Hey Boss, Give Me the Tips I Earned! Not So Fast.

August 8, 2017

By James B. Shrimp

There is a common misconception that an employee that works for tips – e.g., restaurant and hotel workers -  are always entitled to the tips they earn.  However, this is not true if the employer pays you at least minimum wage.

Legal Background

The Fair Labor Standards Act (FLSA) is the federal law that applies to the payment of workers – most notably minimum wage ($7.25 per hour) and overtime (time and a half over 40 hours in a week).  Importantly, however, the FLSA does not require an employer to pay its employees their tips in every situation.

In 1974, Congress established an exception to the minimum wage for workers that receive at least $30.00 per month in tips.  The exception (or special minimum wage) is that an employer is permitted to pay the tip-employee an hourly rate of $2.13, so long as the employee receives all of his/her tips.  (29 U.S.C. § 203(m))  This is often referred to as the “tip-credit provision.”  However, the “tip-credit provision” makes no reference to employees that are compensated at the full minimum wage.

In 2011, the Department of Labor (DOL) issued a regulation that declared that tips are the property of the employee regardless of whether the employer pays the employee the special or full minimum wage.  (29 C.F.R. § 531.52)  However, this regulation has been invalidated by a number of Federal Circuit courts, most recently by the Tenth Circuit, on the basis that the DOL did not have the authority to issue the regulation.  See Marlow v. The New Food Guy, Inc., __ F.3d __, 2017 WL 2818874 (10th Cir. June 30, 2017).  More specifically, a federal agency may issue a regulation only if the statute is silent or vague with respect to an issue and the vast majority of Federal courts believe that “tip-credit provision” is not vague or silent regarding the ownership of tips.

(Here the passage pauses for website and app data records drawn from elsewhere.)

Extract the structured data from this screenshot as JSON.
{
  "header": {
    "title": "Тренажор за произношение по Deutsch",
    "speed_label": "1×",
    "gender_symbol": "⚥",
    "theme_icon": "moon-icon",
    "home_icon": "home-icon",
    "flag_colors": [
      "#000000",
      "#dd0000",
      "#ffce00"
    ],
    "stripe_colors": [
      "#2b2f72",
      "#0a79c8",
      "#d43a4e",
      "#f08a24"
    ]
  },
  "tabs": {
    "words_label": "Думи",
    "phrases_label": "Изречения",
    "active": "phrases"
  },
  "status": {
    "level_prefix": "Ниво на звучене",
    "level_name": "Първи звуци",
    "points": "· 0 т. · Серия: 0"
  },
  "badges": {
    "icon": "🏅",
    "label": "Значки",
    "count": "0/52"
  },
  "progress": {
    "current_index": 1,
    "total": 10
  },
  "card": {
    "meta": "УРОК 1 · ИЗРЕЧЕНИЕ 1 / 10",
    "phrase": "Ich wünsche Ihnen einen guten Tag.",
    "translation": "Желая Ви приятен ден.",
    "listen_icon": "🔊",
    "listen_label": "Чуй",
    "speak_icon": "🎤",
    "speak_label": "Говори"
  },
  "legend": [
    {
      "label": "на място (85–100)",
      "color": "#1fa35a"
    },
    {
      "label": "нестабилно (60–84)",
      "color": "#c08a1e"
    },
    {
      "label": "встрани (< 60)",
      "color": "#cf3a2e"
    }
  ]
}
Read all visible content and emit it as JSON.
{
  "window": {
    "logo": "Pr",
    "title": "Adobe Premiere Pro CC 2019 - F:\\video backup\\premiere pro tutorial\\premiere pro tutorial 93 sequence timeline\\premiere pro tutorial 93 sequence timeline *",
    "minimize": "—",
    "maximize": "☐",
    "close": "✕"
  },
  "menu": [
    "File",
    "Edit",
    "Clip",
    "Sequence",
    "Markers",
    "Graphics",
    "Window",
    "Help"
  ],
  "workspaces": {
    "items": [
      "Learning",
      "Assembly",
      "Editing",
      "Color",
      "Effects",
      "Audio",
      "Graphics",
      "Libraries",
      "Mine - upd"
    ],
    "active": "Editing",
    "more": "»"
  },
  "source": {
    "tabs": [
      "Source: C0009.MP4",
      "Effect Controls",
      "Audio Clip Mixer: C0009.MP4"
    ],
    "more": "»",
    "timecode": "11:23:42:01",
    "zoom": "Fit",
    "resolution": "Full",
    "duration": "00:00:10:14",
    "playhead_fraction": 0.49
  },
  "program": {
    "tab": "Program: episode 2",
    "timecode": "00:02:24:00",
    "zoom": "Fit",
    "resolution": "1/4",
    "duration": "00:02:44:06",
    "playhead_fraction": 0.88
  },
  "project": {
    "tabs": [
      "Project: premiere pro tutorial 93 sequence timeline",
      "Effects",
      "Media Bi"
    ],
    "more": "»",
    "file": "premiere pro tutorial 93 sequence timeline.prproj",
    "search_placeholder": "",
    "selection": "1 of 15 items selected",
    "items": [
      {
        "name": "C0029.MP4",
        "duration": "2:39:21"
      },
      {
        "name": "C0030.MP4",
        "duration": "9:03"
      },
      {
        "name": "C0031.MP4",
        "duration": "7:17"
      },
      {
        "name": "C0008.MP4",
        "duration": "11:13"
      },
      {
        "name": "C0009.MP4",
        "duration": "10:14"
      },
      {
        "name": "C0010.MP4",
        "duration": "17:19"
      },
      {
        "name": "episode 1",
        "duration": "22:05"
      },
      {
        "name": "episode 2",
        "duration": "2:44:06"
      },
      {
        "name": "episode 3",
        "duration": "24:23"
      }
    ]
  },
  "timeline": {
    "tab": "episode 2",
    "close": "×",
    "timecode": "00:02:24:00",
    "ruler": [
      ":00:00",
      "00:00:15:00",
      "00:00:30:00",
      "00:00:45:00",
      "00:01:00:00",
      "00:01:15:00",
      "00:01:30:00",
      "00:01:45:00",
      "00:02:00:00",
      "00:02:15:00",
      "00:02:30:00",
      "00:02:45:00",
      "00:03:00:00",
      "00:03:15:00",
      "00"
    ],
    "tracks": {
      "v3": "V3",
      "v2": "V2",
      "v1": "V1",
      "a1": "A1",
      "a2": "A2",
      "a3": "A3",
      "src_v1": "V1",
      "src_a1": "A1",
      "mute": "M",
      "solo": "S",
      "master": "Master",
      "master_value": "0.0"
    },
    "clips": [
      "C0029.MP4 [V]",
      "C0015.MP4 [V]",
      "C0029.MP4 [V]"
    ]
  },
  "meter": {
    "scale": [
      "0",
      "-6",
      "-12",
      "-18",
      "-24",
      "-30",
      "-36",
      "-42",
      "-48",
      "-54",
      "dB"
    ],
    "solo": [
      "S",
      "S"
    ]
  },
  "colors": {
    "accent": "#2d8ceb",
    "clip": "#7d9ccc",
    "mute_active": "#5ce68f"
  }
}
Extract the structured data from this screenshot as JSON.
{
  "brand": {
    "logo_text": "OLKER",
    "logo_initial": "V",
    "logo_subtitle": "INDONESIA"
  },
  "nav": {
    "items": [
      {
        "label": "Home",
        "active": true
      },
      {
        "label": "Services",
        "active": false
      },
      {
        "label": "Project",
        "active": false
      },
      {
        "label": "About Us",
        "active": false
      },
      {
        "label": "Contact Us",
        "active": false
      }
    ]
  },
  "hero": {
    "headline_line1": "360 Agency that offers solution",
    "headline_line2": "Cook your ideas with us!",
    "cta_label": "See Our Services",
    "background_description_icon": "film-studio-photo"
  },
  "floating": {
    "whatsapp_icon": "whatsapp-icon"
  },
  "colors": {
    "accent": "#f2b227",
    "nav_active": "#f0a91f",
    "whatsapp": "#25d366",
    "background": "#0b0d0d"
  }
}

What It Means

Most Federal courts that have reviewed the DOL regulation have determined that the regulation is not enforceable and I don’t anticipate that the Trump administration will continue to attempt to enforce the regulation.

With that said, if an employer pays an employee the full minimum wage, the employer is legally entitled to keep all of the tips.  From a practical standpoint, however, such a policy will negatively effect employee morale.  What is legally permissible is not always best.

For those employers that use the special minimum wage, all tips must be passed on to the employee.

If you have any questions, please contact James B. Shrimp at 610-275-0700 or via email at

The information above is general: we recommend that you consult an attorney regarding your specific circumstances.  The content of this information is not meant to be considered as legal advice or a substitute for legal representation.